Rosie Broadley

This lecture considers the print-making revival through portraits in the National Portrait Gallery’s collection, drawing out fascinating connections between works of art and artists.  Beginning in the mid-nineteenth century the revival saw a renewed interest in traditional printmaking techniques such as etching, which stimulated immense creativity and led to innovation and technical advances.

Lutyens and the Edwardians Series

Gardens Old and New

Michael Balston

Gardens Old and New appeared at the end of a century in which styles for architectural expression seemed uncertain. Gothic Revival jostled with the Neo-classical, the Jacobethan with the Italianate. Gardens followed suit until the Arts and Crafts movement emerged to become a functionally versatile approach to both home and garden-making and suitable for gardens large and small. In some respects, its principles still persist.

Today, whatever the designer’s vision and skill with plants and materials, the context of the work is all-important. This encompasses not only the Client’s agenda but also the site and its characteristics, not only the immediate history of the site but also the historical context, which often shines a light on the reasoning behind the form we have inherited. The development of gardens over the nineteenth century and through the Arts and Crafts period is incredibly rich with wonderful artists, designers and contractors involved, mostly unassuming and generous with their time and knowledge. This talk explores the context and people that led up to and gave shape to the Arts and Crafts Garden – and, how, as the Movement gave way to Modernism in public architecture, its principles remained strong particularly in private domestic work.

Lutyens and the Edwardians Series

Lutyens & Edwardian Society

Professor Jane Ridley

Lutyens was the favourite architect of the Edwardians but his country house clients fell away after the First World War. This talk shows how Lutyens worked to win the patronage of Queen Mary, and how he transformed himself into the leading public architect of the post-war era.

Lutyens and the Edwardians Series

An Introduction to Edwardian Film in Britain

Dr Lawrence Napper

This talk considered the cinema as it developed in Britain during Lutyens’s lifetime. Lawrence Napper showcased some well-known films as well as some recent rediscoveries from this period, and placed them in the context of the culture of film-making and film-going in the early twentieth century.

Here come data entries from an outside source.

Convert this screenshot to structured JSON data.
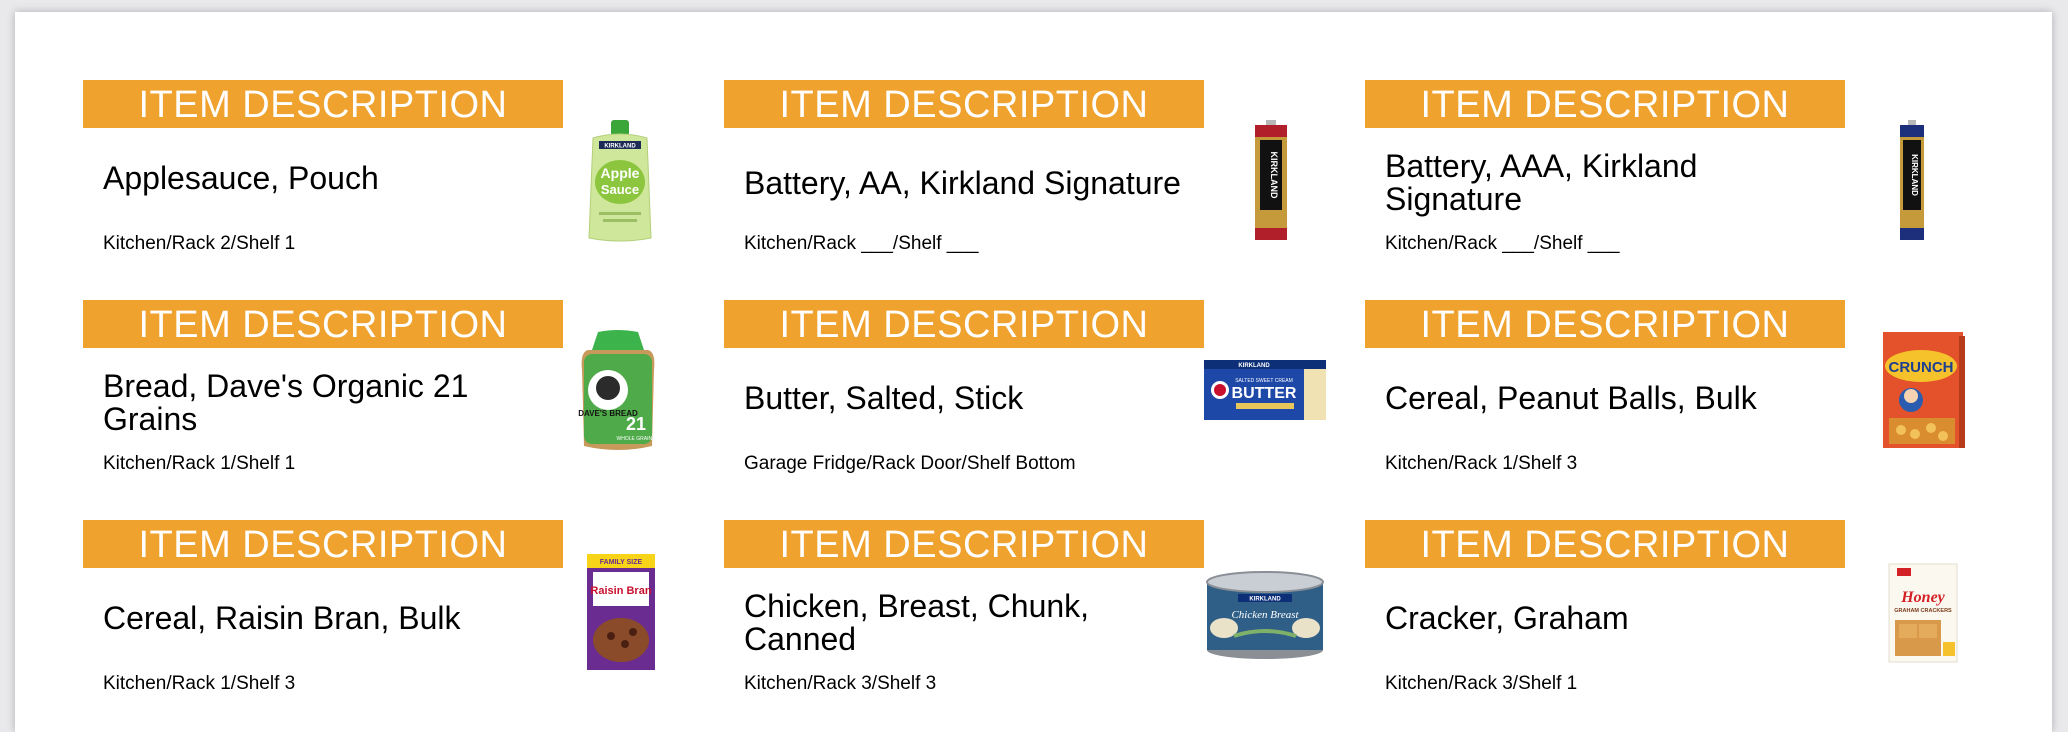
{
  "banner_label": "ITEM DESCRIPTION",
  "colors": {
    "banner": "#f0a22f",
    "banner_text": "#ffffff"
  },
  "items": [
    {
      "name": "Applesauce, Pouch",
      "location": "Kitchen/Rack 2/Shelf 1",
      "image": "applesauce-pouch-image",
      "image_text": {
        "brand": "KIRKLAND",
        "line1": "Apple",
        "line2": "Sauce"
      }
    },
    {
      "name": "Battery, AA, Kirkland Signature",
      "location": "Kitchen/Rack ___/Shelf ___",
      "image": "aa-battery-image",
      "image_text": {
        "brand": "KIRKLAND"
      }
    },
    {
      "name": "Battery, AAA, Kirkland Signature",
      "location": "Kitchen/Rack ___/Shelf ___",
      "image": "aaa-battery-image",
      "image_text": {
        "brand": "KIRKLAND"
      }
    },
    {
      "name": "Bread, Dave's Organic 21 Grains",
      "location": "Kitchen/Rack 1/Shelf 1",
      "image": "bread-bag-image",
      "image_text": {
        "brand": "DAVE'S BREAD",
        "line1": "21",
        "line2": "WHOLE GRAINS"
      }
    },
    {
      "name": "Butter, Salted, Stick",
      "location": "Garage Fridge/Rack Door/Shelf Bottom",
      "image": "butter-box-image",
      "image_text": {
        "brand": "KIRKLAND",
        "line1": "SALTED SWEET CREAM",
        "line2": "BUTTER"
      }
    },
    {
      "name": "Cereal, Peanut Balls, Bulk",
      "location": "Kitchen/Rack 1/Shelf 3",
      "image": "cereal-crunch-box-image",
      "image_text": {
        "line1": "CRUNCH"
      }
    },
    {
      "name": "Cereal, Raisin Bran, Bulk",
      "location": "Kitchen/Rack 1/Shelf 3",
      "image": "raisin-bran-box-image",
      "image_text": {
        "line1": "FAMILY SIZE",
        "line2": "Raisin Bran"
      }
    },
    {
      "name": "Chicken, Breast, Chunk, Canned",
      "location": "Kitchen/Rack 3/Shelf 3",
      "image": "chicken-can-image",
      "image_text": {
        "brand": "KIRKLAND",
        "line1": "Chicken Breast"
      }
    },
    {
      "name": "Cracker, Graham",
      "location": "Kitchen/Rack 3/Shelf 1",
      "image": "graham-cracker-box-image",
      "image_text": {
        "line1": "Honey",
        "line2": "GRAHAM CRACKERS"
      }
    }
  ]
}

The talk offered some illustrations of the ways in which cinema can be understood as a key resource for thinking about the visual culture of the Edwardian period, and particularly for thinking about the wider world of interior design, garden design and architecture in which Lutyens moved.

Lutyens and the Edwardians Series

Old-New and New-Old: Edwardian houses

Dr Timothy Brittain-Catlin 

What made the best Edwardian houses remarkable was the fact that they effortlessly mixed old and new material within a single building and their architects took great pleasure in creating surprising combinations of styles. This lecture looks at a series of beautiful and not always well-known houses of different sizes which characterise the era.